*TASK DETAILS*. The answer is a single figure: how many lines below contain the word "heading".

=== Begin Enclosure ===

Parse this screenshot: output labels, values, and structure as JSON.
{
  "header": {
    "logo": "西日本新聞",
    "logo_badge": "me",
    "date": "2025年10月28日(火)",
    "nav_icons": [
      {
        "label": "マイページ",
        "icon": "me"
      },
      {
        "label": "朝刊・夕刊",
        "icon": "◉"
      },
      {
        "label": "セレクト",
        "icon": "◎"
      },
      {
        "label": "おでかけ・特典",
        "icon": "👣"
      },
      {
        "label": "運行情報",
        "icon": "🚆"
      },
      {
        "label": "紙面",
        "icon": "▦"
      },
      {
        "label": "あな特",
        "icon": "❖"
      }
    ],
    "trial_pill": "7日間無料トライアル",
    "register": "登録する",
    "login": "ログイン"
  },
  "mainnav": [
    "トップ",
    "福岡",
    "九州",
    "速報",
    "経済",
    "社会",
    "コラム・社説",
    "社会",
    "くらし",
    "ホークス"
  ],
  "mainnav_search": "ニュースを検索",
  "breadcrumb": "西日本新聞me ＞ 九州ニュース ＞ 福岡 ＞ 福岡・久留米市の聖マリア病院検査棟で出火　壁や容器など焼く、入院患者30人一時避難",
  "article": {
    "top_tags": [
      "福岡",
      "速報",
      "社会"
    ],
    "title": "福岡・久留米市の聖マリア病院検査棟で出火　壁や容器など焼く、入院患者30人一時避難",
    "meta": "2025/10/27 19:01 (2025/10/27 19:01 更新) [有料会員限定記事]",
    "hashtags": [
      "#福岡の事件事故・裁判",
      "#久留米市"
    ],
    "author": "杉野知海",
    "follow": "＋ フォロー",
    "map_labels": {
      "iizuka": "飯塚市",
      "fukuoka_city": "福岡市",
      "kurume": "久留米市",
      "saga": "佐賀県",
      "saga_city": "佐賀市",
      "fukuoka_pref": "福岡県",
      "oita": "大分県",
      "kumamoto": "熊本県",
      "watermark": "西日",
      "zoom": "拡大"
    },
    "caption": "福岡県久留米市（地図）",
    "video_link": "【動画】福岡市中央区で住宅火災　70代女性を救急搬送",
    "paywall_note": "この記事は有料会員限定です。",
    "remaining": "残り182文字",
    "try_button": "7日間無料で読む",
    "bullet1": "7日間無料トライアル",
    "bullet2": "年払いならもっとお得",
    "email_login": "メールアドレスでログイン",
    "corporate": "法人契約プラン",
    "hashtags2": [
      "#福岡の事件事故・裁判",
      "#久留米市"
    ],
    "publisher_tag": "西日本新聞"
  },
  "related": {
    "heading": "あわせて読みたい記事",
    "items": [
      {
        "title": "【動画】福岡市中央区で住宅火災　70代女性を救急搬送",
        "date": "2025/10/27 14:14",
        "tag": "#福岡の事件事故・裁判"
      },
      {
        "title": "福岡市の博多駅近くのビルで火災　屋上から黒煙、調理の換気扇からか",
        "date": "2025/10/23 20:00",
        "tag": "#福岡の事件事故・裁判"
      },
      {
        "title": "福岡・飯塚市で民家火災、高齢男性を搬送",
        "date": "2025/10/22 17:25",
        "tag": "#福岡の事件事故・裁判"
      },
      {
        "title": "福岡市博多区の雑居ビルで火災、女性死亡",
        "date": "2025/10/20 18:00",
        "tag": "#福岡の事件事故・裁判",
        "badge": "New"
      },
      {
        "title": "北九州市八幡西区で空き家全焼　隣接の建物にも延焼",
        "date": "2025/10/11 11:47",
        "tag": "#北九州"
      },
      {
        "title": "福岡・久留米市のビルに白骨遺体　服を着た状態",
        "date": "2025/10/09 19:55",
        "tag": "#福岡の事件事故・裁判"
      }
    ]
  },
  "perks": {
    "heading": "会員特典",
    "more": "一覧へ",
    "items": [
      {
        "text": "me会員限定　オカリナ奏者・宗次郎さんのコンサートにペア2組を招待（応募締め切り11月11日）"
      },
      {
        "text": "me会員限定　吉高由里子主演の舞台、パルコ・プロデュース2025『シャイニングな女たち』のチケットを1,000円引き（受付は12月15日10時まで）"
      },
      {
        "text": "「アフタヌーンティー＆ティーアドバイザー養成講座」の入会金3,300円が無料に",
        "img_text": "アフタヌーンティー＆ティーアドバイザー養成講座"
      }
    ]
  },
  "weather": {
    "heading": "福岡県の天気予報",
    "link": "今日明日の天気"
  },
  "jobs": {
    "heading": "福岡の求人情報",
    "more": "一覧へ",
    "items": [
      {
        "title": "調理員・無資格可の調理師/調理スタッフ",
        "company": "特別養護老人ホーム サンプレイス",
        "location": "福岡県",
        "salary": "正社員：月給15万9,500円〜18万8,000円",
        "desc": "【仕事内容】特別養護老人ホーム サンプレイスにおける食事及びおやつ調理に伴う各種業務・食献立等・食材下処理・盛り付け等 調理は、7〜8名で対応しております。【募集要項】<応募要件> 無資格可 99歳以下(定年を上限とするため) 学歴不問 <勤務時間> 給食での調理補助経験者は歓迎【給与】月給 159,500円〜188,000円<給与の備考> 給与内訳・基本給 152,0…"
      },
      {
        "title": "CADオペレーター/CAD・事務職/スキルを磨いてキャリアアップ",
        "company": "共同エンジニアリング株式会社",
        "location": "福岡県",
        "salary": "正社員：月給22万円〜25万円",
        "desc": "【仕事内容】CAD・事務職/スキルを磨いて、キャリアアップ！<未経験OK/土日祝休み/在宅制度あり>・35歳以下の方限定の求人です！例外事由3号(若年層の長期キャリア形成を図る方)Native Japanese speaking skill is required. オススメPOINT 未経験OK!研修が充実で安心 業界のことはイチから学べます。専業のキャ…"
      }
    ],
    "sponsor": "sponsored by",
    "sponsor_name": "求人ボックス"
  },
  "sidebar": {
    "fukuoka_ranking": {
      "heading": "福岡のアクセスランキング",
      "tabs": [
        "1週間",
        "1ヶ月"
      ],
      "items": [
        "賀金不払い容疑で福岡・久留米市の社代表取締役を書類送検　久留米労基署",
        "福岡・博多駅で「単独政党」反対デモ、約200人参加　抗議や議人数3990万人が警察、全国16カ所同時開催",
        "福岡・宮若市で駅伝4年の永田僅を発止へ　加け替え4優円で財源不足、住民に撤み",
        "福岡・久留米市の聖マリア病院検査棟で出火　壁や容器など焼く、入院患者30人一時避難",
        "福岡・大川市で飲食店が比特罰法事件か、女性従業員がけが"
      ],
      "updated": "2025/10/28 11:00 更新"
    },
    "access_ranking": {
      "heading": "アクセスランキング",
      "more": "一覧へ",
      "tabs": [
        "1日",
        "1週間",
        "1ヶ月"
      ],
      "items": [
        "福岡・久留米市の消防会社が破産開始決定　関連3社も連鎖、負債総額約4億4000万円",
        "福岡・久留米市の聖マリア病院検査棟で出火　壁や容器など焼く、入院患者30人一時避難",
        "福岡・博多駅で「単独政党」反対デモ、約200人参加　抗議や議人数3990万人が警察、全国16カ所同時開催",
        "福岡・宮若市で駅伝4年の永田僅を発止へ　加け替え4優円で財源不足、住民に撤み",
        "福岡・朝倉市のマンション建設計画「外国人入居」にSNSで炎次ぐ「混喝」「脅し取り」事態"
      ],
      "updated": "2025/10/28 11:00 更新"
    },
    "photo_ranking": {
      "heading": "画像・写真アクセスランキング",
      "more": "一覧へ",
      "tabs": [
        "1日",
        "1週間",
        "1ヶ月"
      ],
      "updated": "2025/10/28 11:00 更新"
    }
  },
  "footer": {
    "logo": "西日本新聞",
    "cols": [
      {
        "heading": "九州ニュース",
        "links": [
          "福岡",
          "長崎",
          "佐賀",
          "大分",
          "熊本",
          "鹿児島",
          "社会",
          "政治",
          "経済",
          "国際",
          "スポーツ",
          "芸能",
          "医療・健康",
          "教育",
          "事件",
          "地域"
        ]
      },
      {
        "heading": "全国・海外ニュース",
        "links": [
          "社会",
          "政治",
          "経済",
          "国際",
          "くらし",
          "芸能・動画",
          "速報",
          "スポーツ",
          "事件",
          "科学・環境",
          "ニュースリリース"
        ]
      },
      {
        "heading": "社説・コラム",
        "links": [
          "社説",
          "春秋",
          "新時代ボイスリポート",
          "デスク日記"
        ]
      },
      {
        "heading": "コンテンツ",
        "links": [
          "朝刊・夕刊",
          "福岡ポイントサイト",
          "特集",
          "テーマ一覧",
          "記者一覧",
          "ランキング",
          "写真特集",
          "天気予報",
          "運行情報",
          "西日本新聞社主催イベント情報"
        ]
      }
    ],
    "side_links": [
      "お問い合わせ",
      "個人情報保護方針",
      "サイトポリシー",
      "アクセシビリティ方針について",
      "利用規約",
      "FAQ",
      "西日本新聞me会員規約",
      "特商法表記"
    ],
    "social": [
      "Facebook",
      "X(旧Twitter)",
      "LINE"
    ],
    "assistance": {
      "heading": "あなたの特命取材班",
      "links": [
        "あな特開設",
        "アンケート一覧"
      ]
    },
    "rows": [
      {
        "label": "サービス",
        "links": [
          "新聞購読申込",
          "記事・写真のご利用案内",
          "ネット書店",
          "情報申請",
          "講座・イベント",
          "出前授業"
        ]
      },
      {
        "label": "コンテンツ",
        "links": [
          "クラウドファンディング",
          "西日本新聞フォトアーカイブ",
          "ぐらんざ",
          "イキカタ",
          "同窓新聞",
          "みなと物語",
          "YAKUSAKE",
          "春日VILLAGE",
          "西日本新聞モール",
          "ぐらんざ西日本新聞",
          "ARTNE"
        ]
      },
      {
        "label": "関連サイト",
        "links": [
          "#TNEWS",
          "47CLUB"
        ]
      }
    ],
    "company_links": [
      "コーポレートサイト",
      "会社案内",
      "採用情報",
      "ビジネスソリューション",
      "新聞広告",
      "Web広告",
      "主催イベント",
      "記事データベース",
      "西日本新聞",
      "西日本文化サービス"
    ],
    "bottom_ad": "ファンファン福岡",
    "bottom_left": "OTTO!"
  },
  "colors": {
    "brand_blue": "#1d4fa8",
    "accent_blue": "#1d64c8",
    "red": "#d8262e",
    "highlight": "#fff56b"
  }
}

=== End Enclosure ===

*WRITTEN ANSWER*. 12